What you have to do:
If a line in the data has the string "JSON", please show it.

Data records
※ ※ ※

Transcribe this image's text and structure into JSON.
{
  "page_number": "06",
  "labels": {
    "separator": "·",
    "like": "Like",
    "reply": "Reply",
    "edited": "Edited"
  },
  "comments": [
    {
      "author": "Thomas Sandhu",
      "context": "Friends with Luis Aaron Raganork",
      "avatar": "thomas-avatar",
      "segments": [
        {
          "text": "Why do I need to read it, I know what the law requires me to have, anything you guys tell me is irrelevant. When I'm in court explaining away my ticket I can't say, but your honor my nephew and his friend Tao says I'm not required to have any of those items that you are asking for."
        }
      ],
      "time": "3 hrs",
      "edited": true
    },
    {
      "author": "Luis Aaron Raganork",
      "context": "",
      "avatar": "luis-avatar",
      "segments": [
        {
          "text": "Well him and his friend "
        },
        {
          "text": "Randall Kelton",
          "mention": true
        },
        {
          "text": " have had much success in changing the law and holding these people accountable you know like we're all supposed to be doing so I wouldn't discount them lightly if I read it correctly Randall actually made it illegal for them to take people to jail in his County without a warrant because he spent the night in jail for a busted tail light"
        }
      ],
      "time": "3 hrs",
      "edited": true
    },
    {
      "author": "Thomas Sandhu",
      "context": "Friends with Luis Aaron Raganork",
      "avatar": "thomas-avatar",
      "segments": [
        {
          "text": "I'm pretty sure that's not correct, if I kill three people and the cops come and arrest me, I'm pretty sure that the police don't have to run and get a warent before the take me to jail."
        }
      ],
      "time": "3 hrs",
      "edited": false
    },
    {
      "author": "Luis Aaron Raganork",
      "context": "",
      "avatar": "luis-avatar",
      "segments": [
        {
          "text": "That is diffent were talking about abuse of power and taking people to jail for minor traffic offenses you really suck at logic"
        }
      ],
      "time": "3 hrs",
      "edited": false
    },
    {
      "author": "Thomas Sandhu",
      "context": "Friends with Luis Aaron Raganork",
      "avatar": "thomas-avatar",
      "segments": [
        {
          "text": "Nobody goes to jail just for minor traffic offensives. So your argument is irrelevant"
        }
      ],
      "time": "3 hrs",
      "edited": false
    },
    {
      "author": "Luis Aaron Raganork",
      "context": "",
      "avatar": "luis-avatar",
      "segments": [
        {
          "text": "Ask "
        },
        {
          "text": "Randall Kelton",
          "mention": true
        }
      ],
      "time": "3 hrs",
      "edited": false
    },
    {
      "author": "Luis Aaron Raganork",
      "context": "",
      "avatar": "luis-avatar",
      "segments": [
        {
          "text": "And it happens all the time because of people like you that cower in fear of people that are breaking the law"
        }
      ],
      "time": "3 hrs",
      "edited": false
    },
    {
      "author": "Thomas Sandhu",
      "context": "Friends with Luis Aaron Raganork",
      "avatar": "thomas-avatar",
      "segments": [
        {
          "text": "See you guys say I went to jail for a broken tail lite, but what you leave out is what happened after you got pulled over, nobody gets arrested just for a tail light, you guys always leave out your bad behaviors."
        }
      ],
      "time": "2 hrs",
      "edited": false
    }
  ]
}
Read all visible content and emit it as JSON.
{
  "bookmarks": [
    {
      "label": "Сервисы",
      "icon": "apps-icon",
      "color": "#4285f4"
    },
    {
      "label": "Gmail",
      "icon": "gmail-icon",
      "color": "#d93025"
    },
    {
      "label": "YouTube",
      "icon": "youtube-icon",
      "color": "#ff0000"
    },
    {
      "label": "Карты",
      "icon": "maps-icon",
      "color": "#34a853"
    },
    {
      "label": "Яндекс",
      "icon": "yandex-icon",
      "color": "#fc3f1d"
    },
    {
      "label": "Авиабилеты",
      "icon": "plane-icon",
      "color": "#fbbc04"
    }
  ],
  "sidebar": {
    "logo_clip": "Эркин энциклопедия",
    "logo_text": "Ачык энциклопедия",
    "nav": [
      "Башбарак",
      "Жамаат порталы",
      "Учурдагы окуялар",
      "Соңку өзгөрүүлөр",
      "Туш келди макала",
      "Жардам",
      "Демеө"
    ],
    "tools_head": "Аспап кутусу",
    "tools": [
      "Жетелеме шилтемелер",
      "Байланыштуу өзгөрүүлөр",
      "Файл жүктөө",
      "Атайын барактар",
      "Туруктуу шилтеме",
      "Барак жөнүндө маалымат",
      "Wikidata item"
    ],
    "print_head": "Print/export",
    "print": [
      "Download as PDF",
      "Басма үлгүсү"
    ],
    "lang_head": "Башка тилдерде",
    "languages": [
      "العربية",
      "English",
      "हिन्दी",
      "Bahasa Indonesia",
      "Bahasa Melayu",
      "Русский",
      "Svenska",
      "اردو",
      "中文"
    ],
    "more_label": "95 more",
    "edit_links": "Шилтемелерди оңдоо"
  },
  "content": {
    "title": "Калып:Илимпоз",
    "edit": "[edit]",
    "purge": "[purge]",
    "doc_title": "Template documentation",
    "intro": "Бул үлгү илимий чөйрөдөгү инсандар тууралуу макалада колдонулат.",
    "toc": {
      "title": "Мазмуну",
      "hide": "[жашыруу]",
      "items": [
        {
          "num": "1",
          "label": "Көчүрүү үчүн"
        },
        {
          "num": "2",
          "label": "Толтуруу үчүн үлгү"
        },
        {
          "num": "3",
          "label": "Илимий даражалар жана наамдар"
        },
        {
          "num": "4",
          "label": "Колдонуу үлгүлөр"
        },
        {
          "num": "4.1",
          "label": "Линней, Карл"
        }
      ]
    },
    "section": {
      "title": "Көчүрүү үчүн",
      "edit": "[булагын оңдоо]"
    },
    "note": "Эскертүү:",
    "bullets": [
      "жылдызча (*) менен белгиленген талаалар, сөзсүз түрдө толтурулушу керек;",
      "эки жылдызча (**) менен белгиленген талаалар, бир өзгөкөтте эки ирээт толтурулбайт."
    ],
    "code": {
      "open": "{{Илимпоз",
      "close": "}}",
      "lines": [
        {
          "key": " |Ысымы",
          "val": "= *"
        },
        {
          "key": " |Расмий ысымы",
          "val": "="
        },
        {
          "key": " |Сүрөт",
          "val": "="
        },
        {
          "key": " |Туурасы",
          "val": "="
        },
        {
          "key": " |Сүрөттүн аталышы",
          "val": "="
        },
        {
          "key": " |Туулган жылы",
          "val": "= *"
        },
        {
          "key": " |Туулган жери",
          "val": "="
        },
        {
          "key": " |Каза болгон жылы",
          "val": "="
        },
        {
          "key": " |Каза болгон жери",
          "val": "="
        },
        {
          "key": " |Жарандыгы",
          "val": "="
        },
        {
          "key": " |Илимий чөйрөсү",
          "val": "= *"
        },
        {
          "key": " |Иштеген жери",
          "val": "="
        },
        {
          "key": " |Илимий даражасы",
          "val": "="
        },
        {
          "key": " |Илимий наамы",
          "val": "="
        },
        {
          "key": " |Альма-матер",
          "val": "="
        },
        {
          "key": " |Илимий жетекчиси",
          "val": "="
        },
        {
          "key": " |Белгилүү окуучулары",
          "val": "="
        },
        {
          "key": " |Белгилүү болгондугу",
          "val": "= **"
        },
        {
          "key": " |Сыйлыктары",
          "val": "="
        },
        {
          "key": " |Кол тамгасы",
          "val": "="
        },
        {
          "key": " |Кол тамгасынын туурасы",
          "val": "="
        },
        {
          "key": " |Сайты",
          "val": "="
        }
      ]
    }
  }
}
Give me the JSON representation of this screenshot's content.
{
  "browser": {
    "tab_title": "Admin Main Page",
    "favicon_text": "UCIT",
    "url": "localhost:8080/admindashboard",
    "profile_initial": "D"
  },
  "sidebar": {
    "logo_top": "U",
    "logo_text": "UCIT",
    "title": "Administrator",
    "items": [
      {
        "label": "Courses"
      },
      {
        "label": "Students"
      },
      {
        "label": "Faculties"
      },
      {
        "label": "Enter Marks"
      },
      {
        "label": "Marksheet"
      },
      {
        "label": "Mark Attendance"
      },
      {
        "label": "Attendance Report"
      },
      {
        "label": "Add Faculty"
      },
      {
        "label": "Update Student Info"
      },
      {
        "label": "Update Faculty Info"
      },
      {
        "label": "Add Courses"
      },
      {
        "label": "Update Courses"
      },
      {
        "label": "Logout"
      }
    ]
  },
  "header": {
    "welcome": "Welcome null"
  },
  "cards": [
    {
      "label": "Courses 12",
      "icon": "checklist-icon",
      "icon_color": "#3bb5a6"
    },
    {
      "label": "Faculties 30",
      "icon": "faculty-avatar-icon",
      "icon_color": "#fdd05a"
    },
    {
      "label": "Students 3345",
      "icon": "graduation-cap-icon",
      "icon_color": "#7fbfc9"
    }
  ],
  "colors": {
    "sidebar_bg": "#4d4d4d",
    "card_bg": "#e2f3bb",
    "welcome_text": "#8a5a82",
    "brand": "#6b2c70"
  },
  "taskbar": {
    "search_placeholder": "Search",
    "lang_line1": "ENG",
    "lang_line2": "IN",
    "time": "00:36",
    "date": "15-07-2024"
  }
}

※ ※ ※

Result of the exercise:
Transcribe this image's text and structure into JSON.
Read all visible content and emit it as JSON.
Give me the JSON representation of this screenshot's content.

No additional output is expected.